Cheryl: Here are a few things writers should do or need to do to create these characters and stories successfully. First, you should go to the setting if you can, as landscape, weather, the rhythms of daily life, etc., all make a huge difference in a place and its people that you can really only understand through being there. Which is not to say that you can’t write well about a place without having been there; but I think there is a qualitative difference to the writing once the writer has actually walked the character’s roads and seen the angle of the character’s sun—all of that.
Second, you absolutely have to try to understand the culture as deeply as you can. I think that from a moral standpoint, we Americans are right to be horrified by the treatment of women in Afghanistan. But the moment we make a judgment, that’s where our understanding ends because we’re more interested in what we’re saying than in where that behavior comes from, or what it means to the person who lives there and experiences it. So you have to listen a lot, as much as you can, to as many different voices in that culture as you can. You should do research into the place’s history to know, for example, why Afghans might be hostile to a long-term American presence there (Hint: it’s not because they hate our freedoms) and read as many primary sources from that culture as possible.

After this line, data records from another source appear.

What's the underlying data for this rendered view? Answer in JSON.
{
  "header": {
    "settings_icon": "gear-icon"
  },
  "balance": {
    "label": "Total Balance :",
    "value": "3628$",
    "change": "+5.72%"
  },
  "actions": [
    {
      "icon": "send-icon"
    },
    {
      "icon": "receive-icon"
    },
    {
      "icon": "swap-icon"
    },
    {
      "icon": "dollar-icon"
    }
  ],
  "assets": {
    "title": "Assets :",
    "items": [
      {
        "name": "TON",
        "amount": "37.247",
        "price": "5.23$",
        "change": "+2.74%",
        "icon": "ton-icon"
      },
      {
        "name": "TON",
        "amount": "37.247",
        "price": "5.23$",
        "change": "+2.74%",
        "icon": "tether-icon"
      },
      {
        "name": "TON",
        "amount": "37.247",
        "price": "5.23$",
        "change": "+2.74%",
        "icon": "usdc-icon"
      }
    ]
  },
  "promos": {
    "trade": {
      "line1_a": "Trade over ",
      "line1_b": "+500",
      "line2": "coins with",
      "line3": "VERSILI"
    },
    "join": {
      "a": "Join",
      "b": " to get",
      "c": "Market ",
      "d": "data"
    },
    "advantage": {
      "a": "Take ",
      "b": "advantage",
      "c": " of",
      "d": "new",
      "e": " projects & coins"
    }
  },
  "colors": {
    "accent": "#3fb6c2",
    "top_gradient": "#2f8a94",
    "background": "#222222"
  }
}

A lot of the work writers have to do can be internal. You have to be willing to let go of your own biases and beliefs, even those you hold most deeply in your soul, to truly hear where someone else is coming from and why. That doesn’t mean you’ll ultimately agree, of course; but you have to be able to see their point of view and recreate it to show the truth about that character within that culture. Depending upon the place, group, and time you’re writing about, you may have to accept that your own culture, including perhaps your ancestors, did some terrible, terrible things. Indeed, you may find out that you may be horribly wrong about something or complicit in committing some wrong or benefiting from massive amounts of privilege you haven’t earned, and you have to be willing to face that and accept the consequences. And ideally you should have a person from that culture read and comment on your work, and you have to be open to the feedback. All of this requires letting go of the idea of your own virtue or rightness, which can be a really hard thing to do; and it requires massive amounts of humility to again listen and learn and try to understand first of all, and write later and revise as necessary. This was another impressive thing Trent did: portraying the army he was a part of on a mission he participated in, as people who could be incompetent or foolish. In other words, he let go of his own ego in service of his character’s story, which is the mark of a good writer no matter what culture s/he’s writing about.
Finally, you should remember that while your characters will grow out of their culture, they will also be individuals acting within that culture, who might occasionally act outside its understood boundaries. But they should act in that way because that’s who they are driven to be as people and who you’ve shown them to be as people—not because you’re inserting your twenty-first century Western point of view or your own narrative needs into the character.
WOW: Cheryl, thanks for the great advice and for sharing your insights and perspectives from the editor’s point of view!
Readers, keep up with Cheryl at www.cherylklein.com.
BJ Marshall is a freelance writer living in the Chicago suburbs. Though she doesn’t write multicultural fiction, she does know how to tell a good story. Read about her adventures trying to take her family in a greener direction at www.confessionsofagreenmom.com or check out her website at www.bjmarshall.net.